### Provided records
=======

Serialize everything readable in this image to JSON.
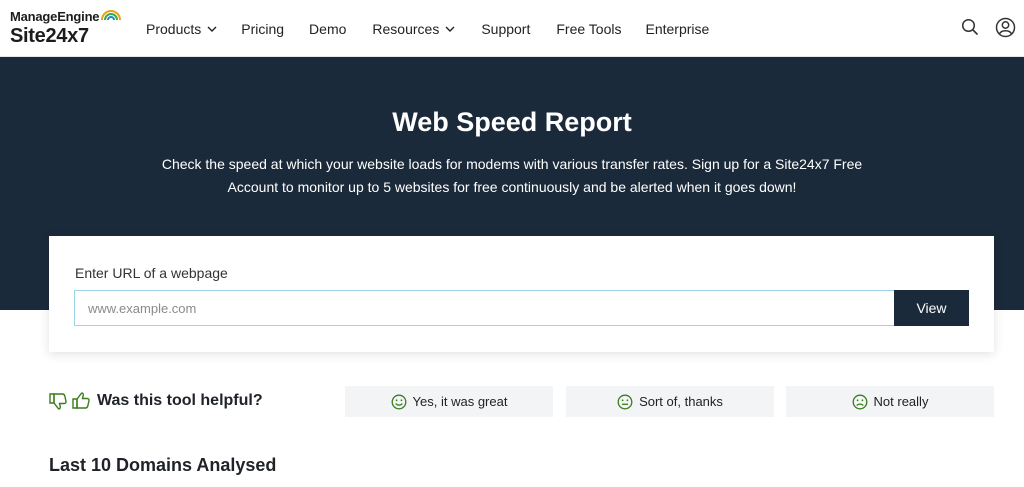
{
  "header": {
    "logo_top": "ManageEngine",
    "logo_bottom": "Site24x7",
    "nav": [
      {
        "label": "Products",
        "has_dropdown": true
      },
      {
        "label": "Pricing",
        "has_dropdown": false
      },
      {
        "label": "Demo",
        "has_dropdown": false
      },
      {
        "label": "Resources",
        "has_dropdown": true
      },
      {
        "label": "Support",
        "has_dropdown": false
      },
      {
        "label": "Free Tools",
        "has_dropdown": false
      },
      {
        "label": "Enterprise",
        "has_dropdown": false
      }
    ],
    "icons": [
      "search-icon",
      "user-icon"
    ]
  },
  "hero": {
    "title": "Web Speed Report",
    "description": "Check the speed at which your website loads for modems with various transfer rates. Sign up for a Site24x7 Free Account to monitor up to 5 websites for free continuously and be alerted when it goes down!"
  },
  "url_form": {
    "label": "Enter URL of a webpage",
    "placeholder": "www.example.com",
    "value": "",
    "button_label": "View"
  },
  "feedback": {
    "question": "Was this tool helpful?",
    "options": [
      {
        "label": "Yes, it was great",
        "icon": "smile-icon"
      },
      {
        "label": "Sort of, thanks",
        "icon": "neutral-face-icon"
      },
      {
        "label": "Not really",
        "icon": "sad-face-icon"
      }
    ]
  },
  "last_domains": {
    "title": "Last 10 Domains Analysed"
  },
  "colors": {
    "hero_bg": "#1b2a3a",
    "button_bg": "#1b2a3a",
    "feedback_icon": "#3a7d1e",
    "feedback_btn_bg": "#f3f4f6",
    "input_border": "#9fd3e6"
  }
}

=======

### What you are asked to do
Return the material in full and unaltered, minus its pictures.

### Solution to this problem
Serialize everything readable in this image to JSON.
{
  "header": {
    "logo_top": "ManageEngine",
    "logo_bottom": "Site24x7",
    "nav": [
      {
        "label": "Products",
        "has_dropdown": true
      },
      {
        "label": "Pricing",
        "has_dropdown": false
      },
      {
        "label": "Demo",
        "has_dropdown": false
      },
      {
        "label": "Resources",
        "has_dropdown": true
      },
      {
        "label": "Support",
        "has_dropdown": false
      },
      {
        "label": "Free Tools",
        "has_dropdown": false
      },
      {
        "label": "Enterprise",
        "has_dropdown": false
      }
    ],
    "icons": [
      "search-icon",
      "user-icon"
    ]
  },
  "hero": {
    "title": "Web Speed Report",
    "description": "Check the speed at which your website loads for modems with various transfer rates. Sign up for a Site24x7 Free Account to monitor up to 5 websites for free continuously and be alerted when it goes down!"
  },
  "url_form": {
    "label": "Enter URL of a webpage",
    "placeholder": "www.example.com",
    "value": "",
    "button_label": "View"
  },
  "feedback": {
    "question": "Was this tool helpful?",
    "options": [
      {
        "label": "Yes, it was great",
        "icon": "smile-icon"
      },
      {
        "label": "Sort of, thanks",
        "icon": "neutral-face-icon"
      },
      {
        "label": "Not really",
        "icon": "sad-face-icon"
      }
    ]
  },
  "last_domains": {
    "title": "Last 10 Domains Analysed"
  },
  "colors": {
    "hero_bg": "#1b2a3a",
    "button_bg": "#1b2a3a",
    "feedback_icon": "#3a7d1e",
    "feedback_btn_bg": "#f3f4f6",
    "input_border": "#9fd3e6"
  }
}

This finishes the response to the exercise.